"Alive to the Cause of Justice" Juliette Hampton Morgan and the Montgomery Bus Boycott
SHERYL SPRADLING SUMME

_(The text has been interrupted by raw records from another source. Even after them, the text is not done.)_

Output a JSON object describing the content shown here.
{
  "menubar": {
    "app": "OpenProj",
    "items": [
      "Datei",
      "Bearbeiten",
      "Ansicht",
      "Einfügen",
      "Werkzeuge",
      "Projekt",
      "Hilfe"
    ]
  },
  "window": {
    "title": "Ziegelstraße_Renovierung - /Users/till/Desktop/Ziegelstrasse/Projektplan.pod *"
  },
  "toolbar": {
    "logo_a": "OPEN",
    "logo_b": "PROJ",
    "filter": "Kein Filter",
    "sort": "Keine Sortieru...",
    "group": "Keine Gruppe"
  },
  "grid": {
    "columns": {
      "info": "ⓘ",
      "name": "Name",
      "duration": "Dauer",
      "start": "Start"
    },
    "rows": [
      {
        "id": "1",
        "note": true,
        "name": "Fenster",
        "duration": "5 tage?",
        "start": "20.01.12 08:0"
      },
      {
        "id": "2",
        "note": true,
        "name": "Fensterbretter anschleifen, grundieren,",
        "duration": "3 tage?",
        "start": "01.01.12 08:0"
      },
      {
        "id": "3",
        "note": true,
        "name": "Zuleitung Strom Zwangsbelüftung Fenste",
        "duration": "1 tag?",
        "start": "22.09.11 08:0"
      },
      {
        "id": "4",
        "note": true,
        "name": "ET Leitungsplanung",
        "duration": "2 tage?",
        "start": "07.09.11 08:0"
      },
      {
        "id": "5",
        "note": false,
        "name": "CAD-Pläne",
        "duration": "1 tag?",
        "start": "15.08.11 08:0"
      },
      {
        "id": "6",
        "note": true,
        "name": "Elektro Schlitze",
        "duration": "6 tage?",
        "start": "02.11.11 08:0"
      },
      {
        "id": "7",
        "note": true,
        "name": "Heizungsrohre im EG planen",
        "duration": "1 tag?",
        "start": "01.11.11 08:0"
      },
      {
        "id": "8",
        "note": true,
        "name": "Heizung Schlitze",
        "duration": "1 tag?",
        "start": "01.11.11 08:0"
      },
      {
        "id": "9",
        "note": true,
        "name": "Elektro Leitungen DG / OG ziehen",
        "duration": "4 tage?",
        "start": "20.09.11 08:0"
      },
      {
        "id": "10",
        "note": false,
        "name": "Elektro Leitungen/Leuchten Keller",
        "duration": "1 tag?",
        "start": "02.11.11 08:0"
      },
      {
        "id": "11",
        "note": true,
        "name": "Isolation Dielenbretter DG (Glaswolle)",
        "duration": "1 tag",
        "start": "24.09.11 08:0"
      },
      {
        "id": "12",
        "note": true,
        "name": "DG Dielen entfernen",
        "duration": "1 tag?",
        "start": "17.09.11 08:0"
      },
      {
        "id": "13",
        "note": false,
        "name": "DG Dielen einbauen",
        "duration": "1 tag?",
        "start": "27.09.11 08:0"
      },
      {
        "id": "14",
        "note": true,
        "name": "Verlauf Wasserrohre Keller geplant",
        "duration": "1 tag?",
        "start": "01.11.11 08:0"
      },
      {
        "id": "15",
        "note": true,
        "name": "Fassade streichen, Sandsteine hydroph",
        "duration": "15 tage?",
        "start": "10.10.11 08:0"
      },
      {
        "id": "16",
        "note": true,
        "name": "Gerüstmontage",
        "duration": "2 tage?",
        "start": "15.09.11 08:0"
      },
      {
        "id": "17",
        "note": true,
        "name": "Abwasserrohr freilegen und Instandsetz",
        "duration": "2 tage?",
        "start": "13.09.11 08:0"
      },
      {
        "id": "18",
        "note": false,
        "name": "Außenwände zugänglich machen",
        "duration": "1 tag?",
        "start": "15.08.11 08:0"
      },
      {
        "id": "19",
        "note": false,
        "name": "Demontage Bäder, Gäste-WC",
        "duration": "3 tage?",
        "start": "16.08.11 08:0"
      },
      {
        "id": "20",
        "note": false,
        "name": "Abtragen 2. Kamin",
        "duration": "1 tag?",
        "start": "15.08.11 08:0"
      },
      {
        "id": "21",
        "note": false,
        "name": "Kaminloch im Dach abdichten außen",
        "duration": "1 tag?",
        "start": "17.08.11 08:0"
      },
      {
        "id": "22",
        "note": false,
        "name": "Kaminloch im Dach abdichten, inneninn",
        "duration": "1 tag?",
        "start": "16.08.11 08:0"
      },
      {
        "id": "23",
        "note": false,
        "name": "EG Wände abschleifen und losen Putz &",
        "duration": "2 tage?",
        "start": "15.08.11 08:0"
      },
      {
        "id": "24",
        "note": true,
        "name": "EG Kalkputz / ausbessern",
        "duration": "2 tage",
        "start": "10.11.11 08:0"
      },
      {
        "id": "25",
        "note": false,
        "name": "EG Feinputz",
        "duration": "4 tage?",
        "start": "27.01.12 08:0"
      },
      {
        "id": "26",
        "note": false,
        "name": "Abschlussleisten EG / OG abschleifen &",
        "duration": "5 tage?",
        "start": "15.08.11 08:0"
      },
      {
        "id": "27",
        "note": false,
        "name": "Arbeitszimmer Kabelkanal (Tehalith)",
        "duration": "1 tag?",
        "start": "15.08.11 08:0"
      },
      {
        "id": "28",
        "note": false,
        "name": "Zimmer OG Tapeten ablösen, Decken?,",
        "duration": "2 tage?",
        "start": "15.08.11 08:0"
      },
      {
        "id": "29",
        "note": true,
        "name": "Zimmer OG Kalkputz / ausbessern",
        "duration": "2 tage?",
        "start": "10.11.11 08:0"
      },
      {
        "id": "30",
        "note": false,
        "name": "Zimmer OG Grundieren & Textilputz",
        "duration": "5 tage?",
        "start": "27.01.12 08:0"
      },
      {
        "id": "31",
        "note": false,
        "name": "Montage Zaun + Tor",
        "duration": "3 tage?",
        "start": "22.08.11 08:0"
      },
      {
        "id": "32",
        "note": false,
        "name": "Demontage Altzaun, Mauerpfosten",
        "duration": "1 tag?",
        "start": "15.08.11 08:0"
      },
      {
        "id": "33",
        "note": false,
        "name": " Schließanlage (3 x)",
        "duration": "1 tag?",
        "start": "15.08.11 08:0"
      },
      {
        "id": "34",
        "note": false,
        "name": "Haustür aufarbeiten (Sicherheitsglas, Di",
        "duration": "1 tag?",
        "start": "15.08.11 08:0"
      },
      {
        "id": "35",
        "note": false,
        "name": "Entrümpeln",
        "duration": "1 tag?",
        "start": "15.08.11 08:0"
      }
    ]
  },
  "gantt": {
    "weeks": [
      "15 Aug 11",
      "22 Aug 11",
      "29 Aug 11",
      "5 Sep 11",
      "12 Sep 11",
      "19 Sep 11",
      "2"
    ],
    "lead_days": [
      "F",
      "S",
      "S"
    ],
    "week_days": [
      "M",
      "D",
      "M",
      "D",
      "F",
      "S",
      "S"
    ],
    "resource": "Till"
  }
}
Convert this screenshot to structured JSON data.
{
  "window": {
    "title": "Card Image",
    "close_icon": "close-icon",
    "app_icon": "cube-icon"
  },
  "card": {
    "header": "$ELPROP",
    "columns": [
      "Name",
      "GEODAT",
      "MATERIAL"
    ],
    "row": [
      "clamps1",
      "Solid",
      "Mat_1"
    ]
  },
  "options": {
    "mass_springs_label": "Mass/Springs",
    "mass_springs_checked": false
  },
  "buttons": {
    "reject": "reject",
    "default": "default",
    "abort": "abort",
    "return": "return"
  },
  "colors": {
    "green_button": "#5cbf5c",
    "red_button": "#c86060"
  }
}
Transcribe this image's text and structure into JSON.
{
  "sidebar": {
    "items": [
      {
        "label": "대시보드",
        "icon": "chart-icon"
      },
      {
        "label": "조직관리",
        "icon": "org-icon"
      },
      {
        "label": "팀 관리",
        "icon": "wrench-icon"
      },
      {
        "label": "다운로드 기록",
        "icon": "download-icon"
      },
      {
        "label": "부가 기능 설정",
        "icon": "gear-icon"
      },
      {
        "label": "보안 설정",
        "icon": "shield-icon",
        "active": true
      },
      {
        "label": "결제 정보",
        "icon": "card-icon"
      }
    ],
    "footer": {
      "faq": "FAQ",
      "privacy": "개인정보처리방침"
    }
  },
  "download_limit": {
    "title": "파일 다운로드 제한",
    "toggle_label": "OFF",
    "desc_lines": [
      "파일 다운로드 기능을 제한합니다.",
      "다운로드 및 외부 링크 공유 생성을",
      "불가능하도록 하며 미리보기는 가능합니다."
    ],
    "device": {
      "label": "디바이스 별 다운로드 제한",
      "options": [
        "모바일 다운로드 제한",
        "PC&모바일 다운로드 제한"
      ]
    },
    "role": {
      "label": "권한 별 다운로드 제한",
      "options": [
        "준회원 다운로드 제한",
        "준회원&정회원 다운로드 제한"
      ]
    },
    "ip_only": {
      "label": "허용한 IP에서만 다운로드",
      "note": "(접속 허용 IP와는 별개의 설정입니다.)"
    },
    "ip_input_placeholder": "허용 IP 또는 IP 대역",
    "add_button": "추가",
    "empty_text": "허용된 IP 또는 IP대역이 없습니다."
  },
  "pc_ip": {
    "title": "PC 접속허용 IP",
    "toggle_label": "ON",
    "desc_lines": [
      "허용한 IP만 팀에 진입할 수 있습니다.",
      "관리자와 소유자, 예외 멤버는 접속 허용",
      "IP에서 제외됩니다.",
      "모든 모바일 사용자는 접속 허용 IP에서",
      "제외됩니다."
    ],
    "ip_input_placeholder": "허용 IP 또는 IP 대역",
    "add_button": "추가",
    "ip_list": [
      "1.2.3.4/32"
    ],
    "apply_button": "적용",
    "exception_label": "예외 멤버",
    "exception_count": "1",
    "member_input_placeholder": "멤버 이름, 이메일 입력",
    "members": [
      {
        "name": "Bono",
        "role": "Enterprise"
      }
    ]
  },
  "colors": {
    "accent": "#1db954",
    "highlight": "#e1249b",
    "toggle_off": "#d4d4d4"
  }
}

Juliette Morgan was basically reserved and shy but could, in the words of her coworkers and friends, "rise to militancy for a righteous cause or speak out forthrightly for truth and justice." She was a deeply religious white intellectual who abhorred racial prejudice. As an Episcopalian and a member of the upper class in Montgomery, Alabama, she had the courage and the means to express controversial racial and political views and was often "the spokesman for a growing group of Progressive Southerners."1 In 1955-56, she was one of a small number of white women in Montgomery to support publicly the boycott of Montgomery's buses by the city's blacks. Primarily through letters to the editor of the Montgomery Advertiser, she expressed strong integrationist views that marked her as unusual among white people in Montgomery at that time. While her privileged position in society gave her the opportunity to make a visible and significant dissent, it also made her a target for the special hatred directed at insiders who questioned the white establishment.
Born in 1914 to Frank P. and Lila Bess Olin Morgan, Juliette Hampton Morgan was a member of a family whose ancestors had lived in the South since the early seventeenth century and in Alabama since before the Civil War. As the only child in this wealthy and prominent Montgomery family, she was made aware of the importance of politics from an early age. Her father, a prominent politician concerned with the welfare of Alabama's blacks, was elected four times to the Alabama Public Service Commission and later served on the Interstate Commerce Commis